Every year, beginning in July, female southern right whales (Eubalaena australis) arrive at the southern coast of Santa Catarina, Brazil. They come from as far as the subantarctic, thousands of miles away, to give birth and nurse their calves in shallow waters. For several months residents and tourists at the beaches or on the cliffs are thrilled to watch the whales—mothers and calves resting or frolicking in the water!*
Giant Acrobatic Marine Creatures
A female can be 52 feet (16 m) long, about the size of an articulated bus, and weigh up to 80 tons! Its massive body is generally black, sometimes with white patches on the belly. The head is enormous, a quarter of the entire body length. The mouth is long and arched. This whale has no dorsal fin as do some other species. To swim forward, it flexes its broad and deeply notched tail up and down, instead of side to side as fish do. To change direction, it moves its flippers. This is similar to the way an airplane is steered.
Curiously, despite their immense proportions, right whales have considerable flexibility, performing some amazing acrobatics. You can see them sailing, the tail sticking out of the water for long periods; lobtailing, raising the tail and slapping the water hard; and breaching, thrusting themselves out of the water and then falling back with a great splash that can be seen from far away.

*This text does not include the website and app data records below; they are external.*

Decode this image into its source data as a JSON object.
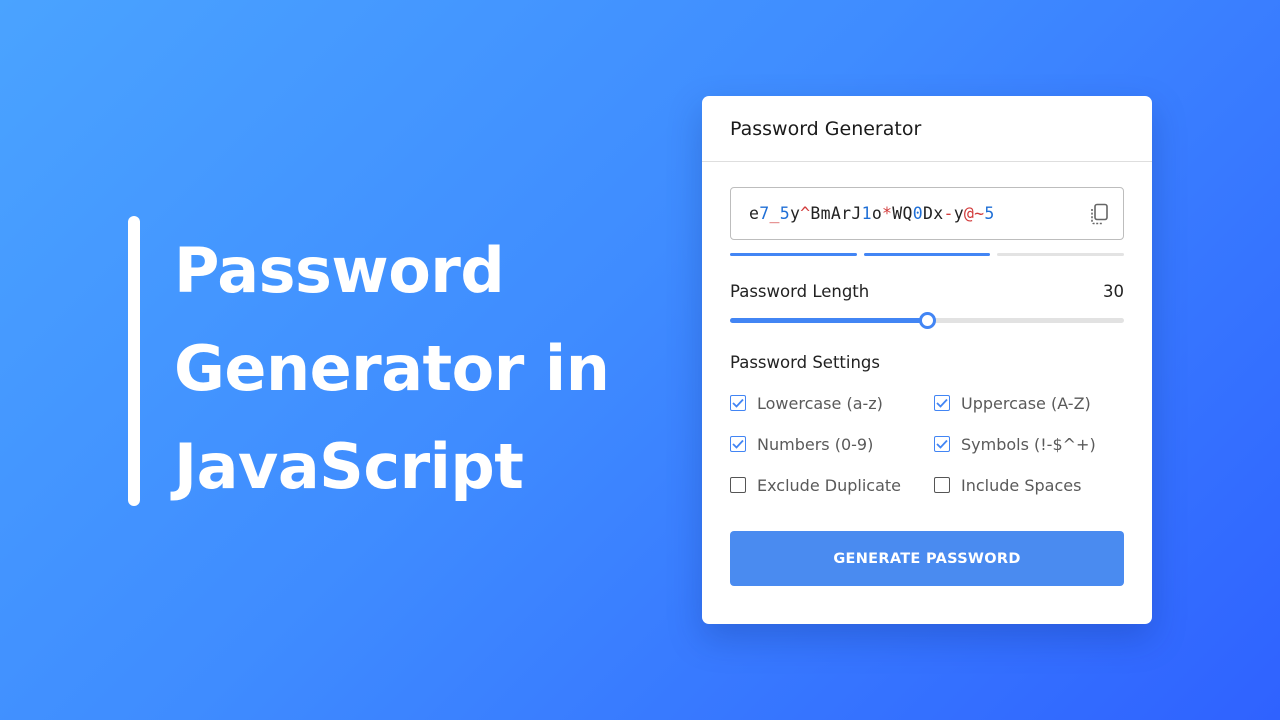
{
  "hero": {
    "line1": "Password",
    "line2": "Generator in",
    "line3": "JavaScript"
  },
  "card": {
    "title": "Password Generator",
    "password": {
      "value": "e7_5y^BmArJ1o*WQ0Dx-y@~5",
      "copy_icon": "copy-icon"
    },
    "strength": {
      "segments_total": 3,
      "segments_filled": 2,
      "color_filled": "#4285f4",
      "color_empty": "#e3e3e3"
    },
    "length": {
      "label": "Password Length",
      "value": "30",
      "fraction": 0.5
    },
    "settings": {
      "label": "Password Settings",
      "options": [
        {
          "label": "Lowercase (a-z)",
          "checked": true
        },
        {
          "label": "Uppercase (A-Z)",
          "checked": true
        },
        {
          "label": "Numbers (0-9)",
          "checked": true
        },
        {
          "label": "Symbols (!-$^+)",
          "checked": true
        },
        {
          "label": "Exclude Duplicate",
          "checked": false
        },
        {
          "label": "Include Spaces",
          "checked": false
        }
      ]
    },
    "generate_label": "GENERATE PASSWORD",
    "accent": "#4285f4"
  }
}
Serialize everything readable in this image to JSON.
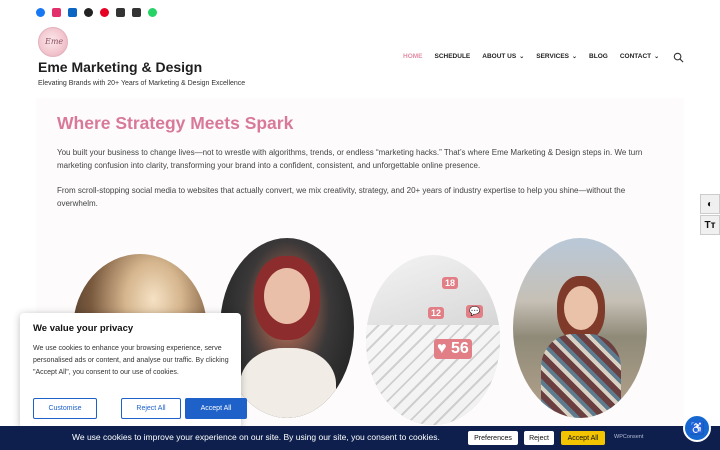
{
  "social": [
    {
      "name": "facebook-icon"
    },
    {
      "name": "instagram-icon"
    },
    {
      "name": "linkedin-icon"
    },
    {
      "name": "threads-icon"
    },
    {
      "name": "pinterest-icon"
    },
    {
      "name": "email-icon"
    },
    {
      "name": "phone-icon"
    },
    {
      "name": "whatsapp-icon"
    }
  ],
  "header": {
    "logo_text": "Eme",
    "site_title": "Eme Marketing & Design",
    "tagline": "Elevating Brands with 20+ Years of Marketing & Design Excellence"
  },
  "nav": {
    "items": [
      {
        "label": "HOME",
        "active": true,
        "dropdown": false
      },
      {
        "label": "SCHEDULE",
        "active": false,
        "dropdown": false
      },
      {
        "label": "ABOUT US",
        "active": false,
        "dropdown": true
      },
      {
        "label": "SERVICES",
        "active": false,
        "dropdown": true
      },
      {
        "label": "BLOG",
        "active": false,
        "dropdown": false
      },
      {
        "label": "CONTACT",
        "active": false,
        "dropdown": true
      }
    ],
    "accent_color": "#e08fa6"
  },
  "main": {
    "headline": "Where Strategy Meets Spark",
    "paragraph_1": "You built your business to change lives—not to wrestle with algorithms, trends, or endless “marketing hacks.” That’s where Eme Marketing & Design steps in. We turn marketing confusion into clarity, transforming your brand into a confident, consistent, and unforgettable online presence.",
    "paragraph_2": "From scroll-stopping social media to websites that actually convert, we mix creativity, strategy, and 20+ years of industry expertise to help you shine—without the overwhelm.",
    "photo_3_counts": [
      "18",
      "12",
      "56"
    ]
  },
  "cookie_popup": {
    "title": "We value your privacy",
    "text": "We use cookies to enhance your browsing experience, serve personalised ads or content, and analyse our traffic. By clicking \"Accept All\", you consent to our use of cookies.",
    "customise_label": "Customise",
    "reject_label": "Reject All",
    "accept_label": "Accept All"
  },
  "cookie_banner": {
    "text": "We use cookies to improve your experience on our site. By using our site, you consent to cookies.",
    "preferences_label": "Preferences",
    "reject_label": "Reject",
    "accept_label": "Accept All",
    "branding": "WPConsent"
  },
  "colors": {
    "headline": "#d9799a",
    "primary_button": "#1e61c9",
    "banner_bg": "#0e1f4d",
    "banner_accept": "#f2c500"
  }
}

Distinctive Physical Characteristics
On and around the head, the right whale has a series of whitish or yellowish callosities—roughened patches of skin covered by colonies of small crustaceans (cyamids) known as whale lice. “Each callosity pattern is unique,” explains Karina Groch, coordinator of the Brazilian Right Whale Project, “just as each person’s fingerprints are unique, enabling the identification of individual right whales. We take photos of whales’ callosity patterns when they visit our shores and keep these photos in a directory.”
Biologists say that it is difficult to tell the right whales’ age when they die because this species of whale has no teeth. They estimate the whale’s life expectancy to be at least 65 years on average.*
Curious Eating Habits
Right whales feed on tiny crustaceans. On each side of the whales’ upper jaw are filtering structures made up of hundreds of baleen plates that are fringed with fine hairs. As they swim, their open mouth allows water to filter through the baleen plates, capturing the tiny prey in the baleen hairs. By this means each whale can consume up to two tons of crustaceans a day.
Southern right whales spend the summer (January/February) feeding in the Antarctic Ocean, building up blubber. This thick layer of fat provides excellent insulation when they are in cold waters and serves as food reserves when they migrate.
How Did They Get Their Name?
From the 18th century onward, whalers hunted these whales extensively in the Southern Hemisphere. They were considered the “right” whales to hunt. Why? Being slow swimmers, they were an easy catch, even for whalers in frail wooden boats that were equipped with only handheld harpoons. Besides, unlike other whales, right whales float when they are killed because of their extraordinary amount of blubber. Thus, whalers could easily drag them to the beach.
In addition, blubber and baleen were important commodities at the time. Blubber was used in street oil lamps and as a lubricant. Baleen was fashioned into things such as corset stays, buggy whips, and umbrella ribs. In fact, baleen plates obtained from one whale alone would cover the expenses of an entire expedition!
In the early 20th century, over-intensive hunting greatly reduced the right whale population, and eventually whaling was no longer commercially viable. In Brazil, the last whaling station was closed down in 1973. While there has been a slow recovery of some species, others remain critically endangered.
The right whale is definitely an outstanding example of the intricacy and great diversity of life on earth. It testifies to the amazing wisdom and power of the one who created it, the Great Designer, Jehovah God.—Psalm 148:7.
Other breeding waters are in nearshore areas off the coasts of Argentina, Australia, South Africa, and Uruguay, as well as the Auckland Islands.
Scientists list three different species of whale under the category of right whales. Besides the Eubalaena australis in the Southern Hemisphere, there are the Eubalaena glacialis and the Eubalaena japonica in the Northern Hemisphere.